David A Jones, Mathew Piasecki, Hans Degens, Jamie McPhee – School of Health Care Science, Manchester Metropolitan University, Manchester, United Kingdom

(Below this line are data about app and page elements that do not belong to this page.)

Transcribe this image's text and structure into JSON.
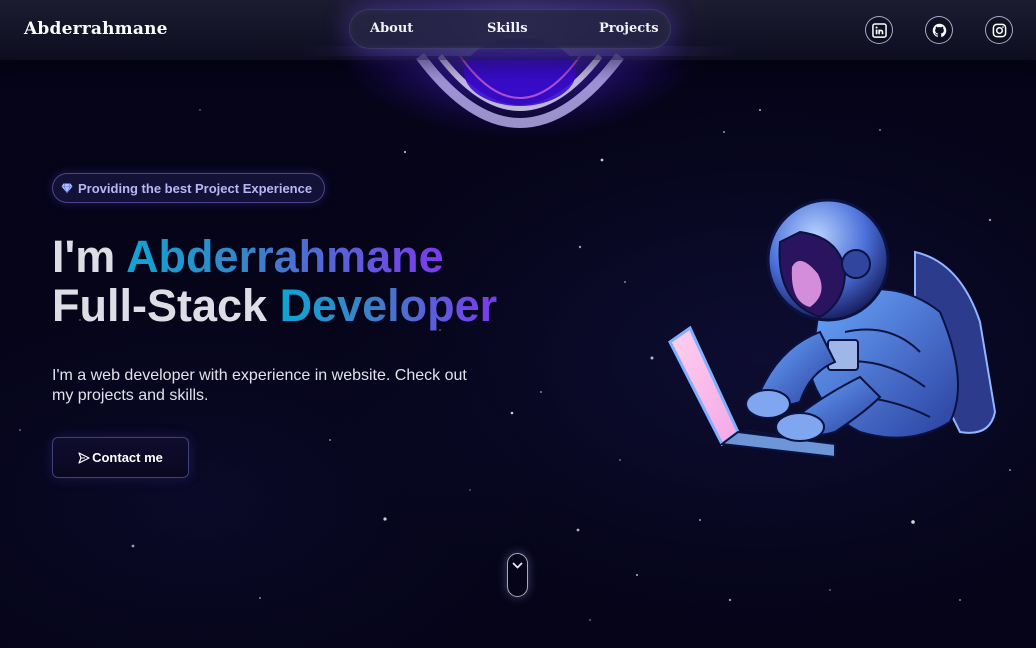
{
  "navbar": {
    "brand": "Abderrahmane",
    "links": [
      {
        "label": "About"
      },
      {
        "label": "Skills"
      },
      {
        "label": "Projects"
      }
    ],
    "social": [
      {
        "icon": "linkedin-icon"
      },
      {
        "icon": "github-icon"
      },
      {
        "icon": "instagram-icon"
      }
    ]
  },
  "hero": {
    "badge": {
      "icon": "gem-icon",
      "text": "Providing the best Project Experience"
    },
    "headline": {
      "line1_prefix": "I'm ",
      "line1_highlight": "Abderrahmane",
      "line2_prefix": "Full-Stack ",
      "line2_highlight": "Developer"
    },
    "description": "I'm a web developer with experience in website. Check out my projects and skills.",
    "contact_button": {
      "icon": "send-icon",
      "label": "Contact me"
    }
  },
  "scroll_indicator": {
    "icon": "chevron-down-icon"
  },
  "colors": {
    "background": "#050418",
    "gradient_start": "#0ea5d4",
    "gradient_end": "#7c3aed",
    "portal_glow": "#6d4aff"
  }
}
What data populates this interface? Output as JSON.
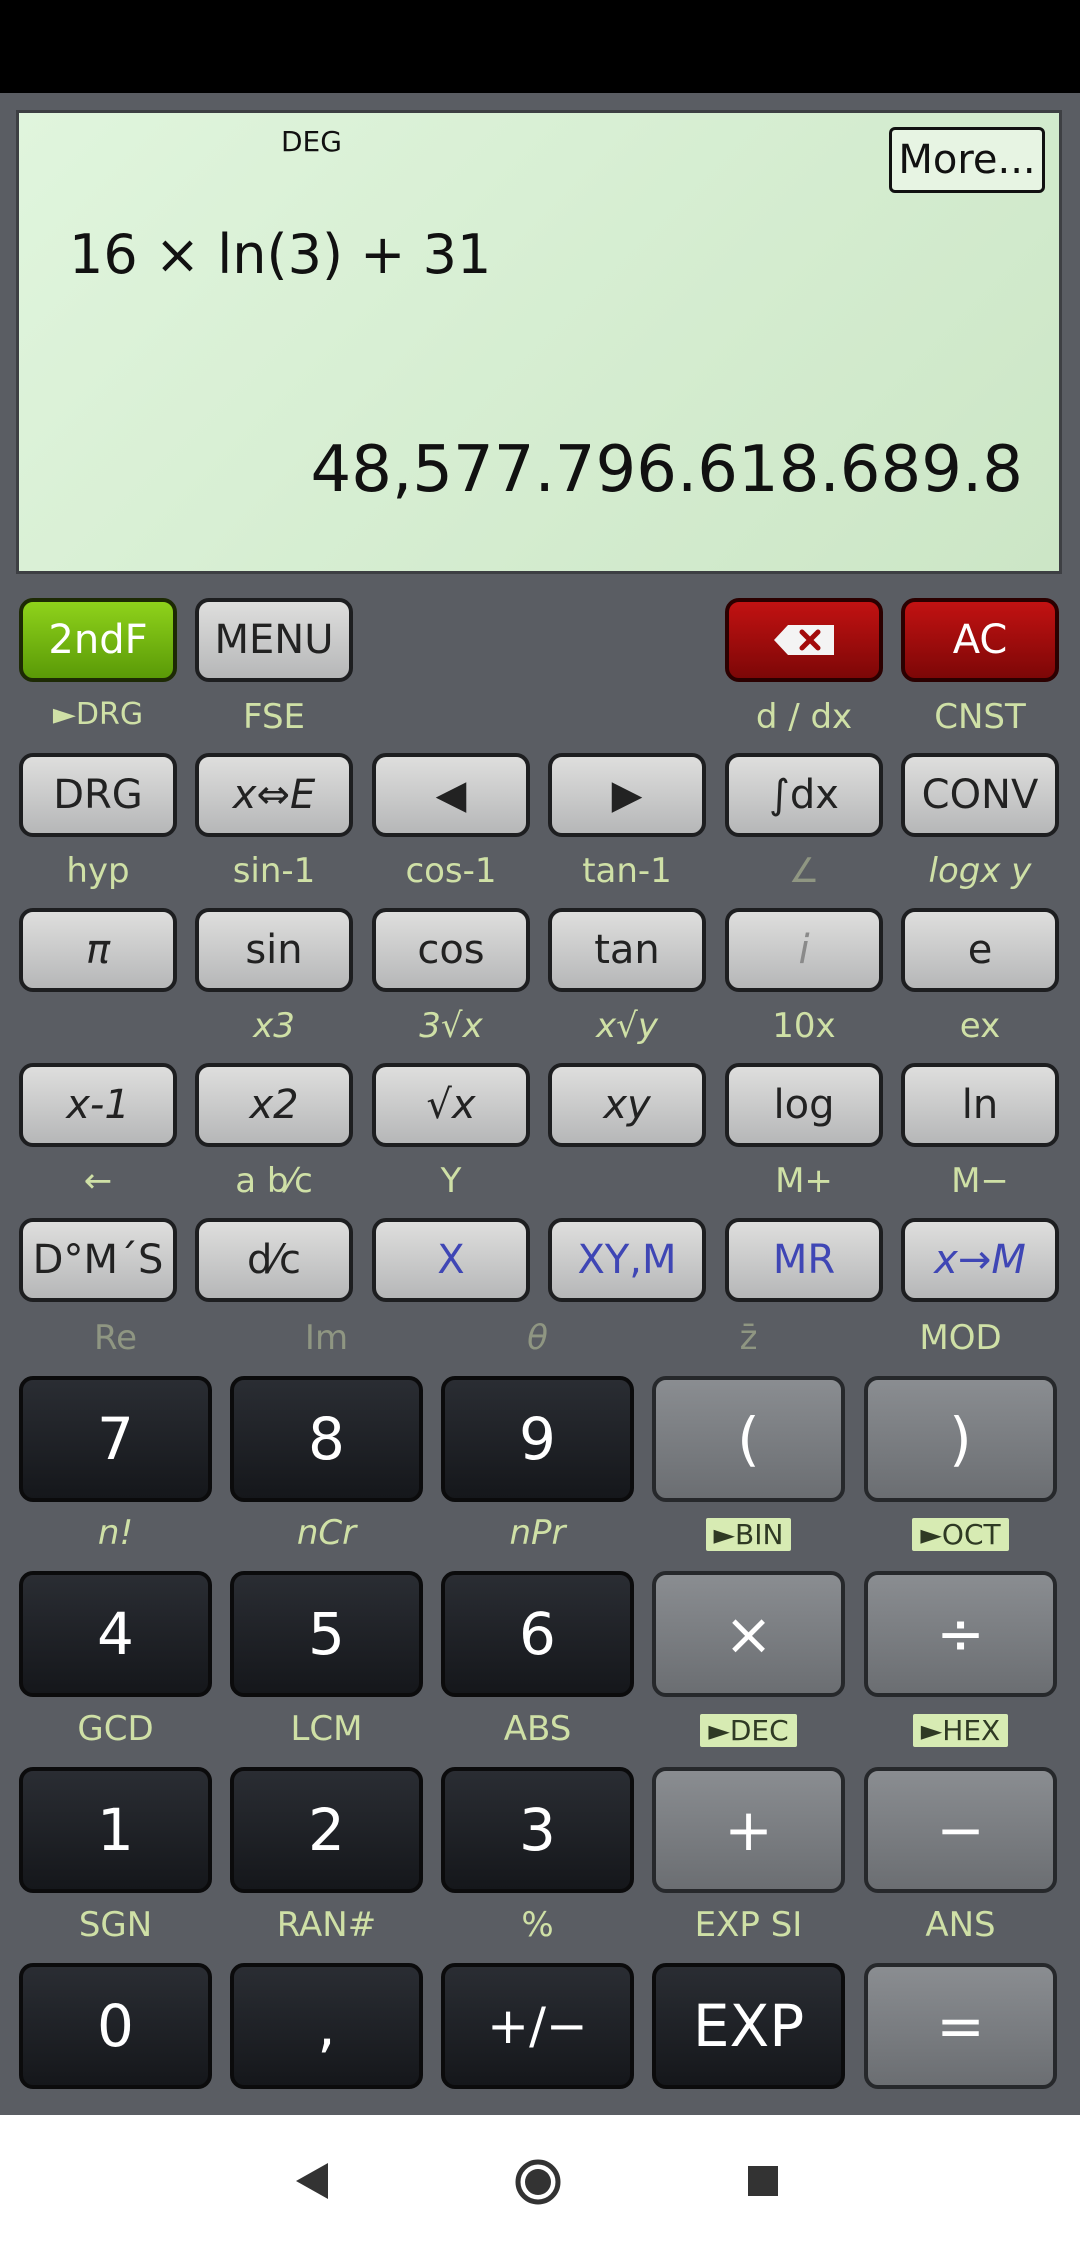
{
  "display": {
    "angle_mode": "DEG",
    "more_label": "More...",
    "expression": "16 × ln(3) + 31",
    "result": "48,577.796.618.689.8"
  },
  "top_row": {
    "second_f": "2ndF",
    "menu": "MENU",
    "backspace_icon": "backspace-icon",
    "ac": "AC"
  },
  "row1": {
    "labels": [
      "►DRG",
      "FSE",
      "",
      "",
      "d / dx",
      "CNST"
    ],
    "keys": [
      "DRG",
      "x⇔E",
      "◀",
      "▶",
      "∫dx",
      "CONV"
    ]
  },
  "row2": {
    "labels": [
      "hyp",
      "sin-1",
      "cos-1",
      "tan-1",
      "∠",
      "logx y"
    ],
    "keys": [
      "π",
      "sin",
      "cos",
      "tan",
      "i",
      "e"
    ]
  },
  "row3": {
    "labels": [
      "",
      "x3",
      "3√x",
      "x√y",
      "10x",
      "ex"
    ],
    "keys": [
      "x-1",
      "x2",
      "√x",
      "xy",
      "log",
      "ln"
    ]
  },
  "row4": {
    "labels": [
      "←",
      "a b⁄c",
      "Y",
      "",
      "M+",
      "M−"
    ],
    "keys": [
      "D°M´S",
      "d⁄c",
      "X",
      "XY,M",
      "MR",
      "x→M"
    ]
  },
  "row5": {
    "labels": [
      "Re",
      "Im",
      "θ",
      "z̄",
      "MOD"
    ],
    "keys": [
      "7",
      "8",
      "9",
      "(",
      ")"
    ]
  },
  "row6": {
    "labels": [
      "n!",
      "nCr",
      "nPr",
      "►BIN",
      "►OCT"
    ],
    "keys": [
      "4",
      "5",
      "6",
      "×",
      "÷"
    ]
  },
  "row7": {
    "labels": [
      "GCD",
      "LCM",
      "ABS",
      "►DEC",
      "►HEX"
    ],
    "keys": [
      "1",
      "2",
      "3",
      "+",
      "−"
    ]
  },
  "row8": {
    "labels": [
      "SGN",
      "RAN#",
      "%",
      "EXP SI",
      "ANS"
    ],
    "keys": [
      "0",
      ",",
      "+/−",
      "EXP",
      "="
    ]
  },
  "nav": {
    "back": "nav-back-icon",
    "home": "nav-home-icon",
    "recents": "nav-recents-icon"
  }
}
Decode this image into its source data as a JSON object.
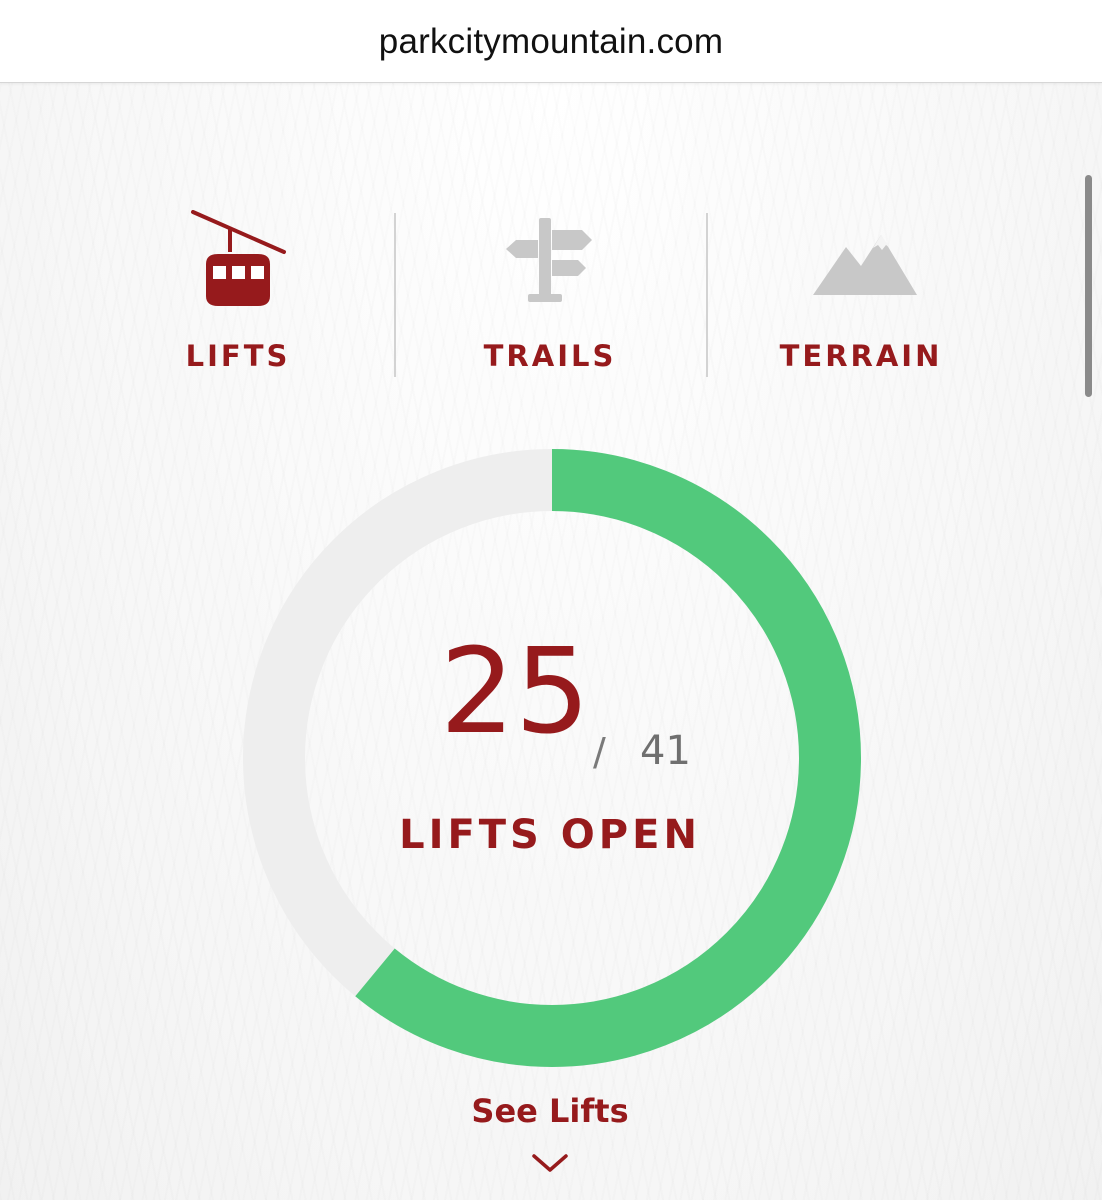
{
  "browser": {
    "url": "parkcitymountain.com"
  },
  "tabs": [
    {
      "label": "LIFTS",
      "icon": "gondola-icon",
      "active": true
    },
    {
      "label": "TRAILS",
      "icon": "signpost-icon",
      "active": false
    },
    {
      "label": "TERRAIN",
      "icon": "mountain-icon",
      "active": false
    }
  ],
  "status": {
    "open": "25",
    "separator": "/",
    "total": "41",
    "label": "LIFTS OPEN",
    "open_fraction": 0.6098
  },
  "see_link": {
    "label": "See Lifts",
    "icon": "chevron-down-icon"
  },
  "colors": {
    "brand_red": "#961a1c",
    "progress_green": "#52c97c",
    "track_gray": "#eeeeee",
    "inactive_icon": "#c8c8c8"
  }
}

Loss of mobility has a major impact on the quality of life for older people, not only does it reduce the person’s ability to look after themselves but slow and hesitant movements also make a person more liable to trips and falls that can have life-threatening consequences. Muscle wasting and loss of strength are well documented features of ageing and there are arguments for various activities that may improve strength, or at least slow the decline. It is, however, important to understand the reasons for the loss before putting limited resources into rehabilitation programmes. Muscle mass declines by about 30 % by the 8th decade and muscle fibre atrophy, predominantly of the type 2 fibres, contributes about half of this loss, the other half appears to be to loss of fibres, the number in the vastus lateralis decreasing from 1.22 x 106 to 1.03 x 106 . This loss of fibres is the result of motor unit loss due to motor neuron death. Recent estimates suggest that around 50 % of motor units are lost by the 8th decade although the impact on muscle fibre number is lessened by axons of surviving motor neurons reinnervating denervated fibres, resulting in a smaller number of larger motor units. This helps to preserve strength but may have implications for fine motor control. The loss of motor units is not prevented by life-long physical activity as master athletes show the same pattern of motor unit loss. At the moment we know of no way of preventing, reversing or even slowing this process. There is then the question of whether the 30 % loss of strength is the cause of the decrease in mobility and while, for instance, there is a strong relationship between muscle strength and walking speed if the whole range from young to old is considered, within an age cohort (either young or old) there is little or no relationship. Elderly men have very similar strength to young women, yet young women walk faster and are more agile and mobile than old men. Other factors that affect walking speed are balance, which is severely affected by age, eyesight, and probably cognitive function and the ability to dual task. People of all ages tend to pace themselves at around 70 % of their maximum heart rate and, since the maximum decreases with age, older people inevitably choose to walk more slowly than the young. There is, unfortunately, no easy answer to maintaining mobility in old age and we need to explore not only physiological interventions but also social and psychological barriers to mobility that would benefit not only older people but the whole of society.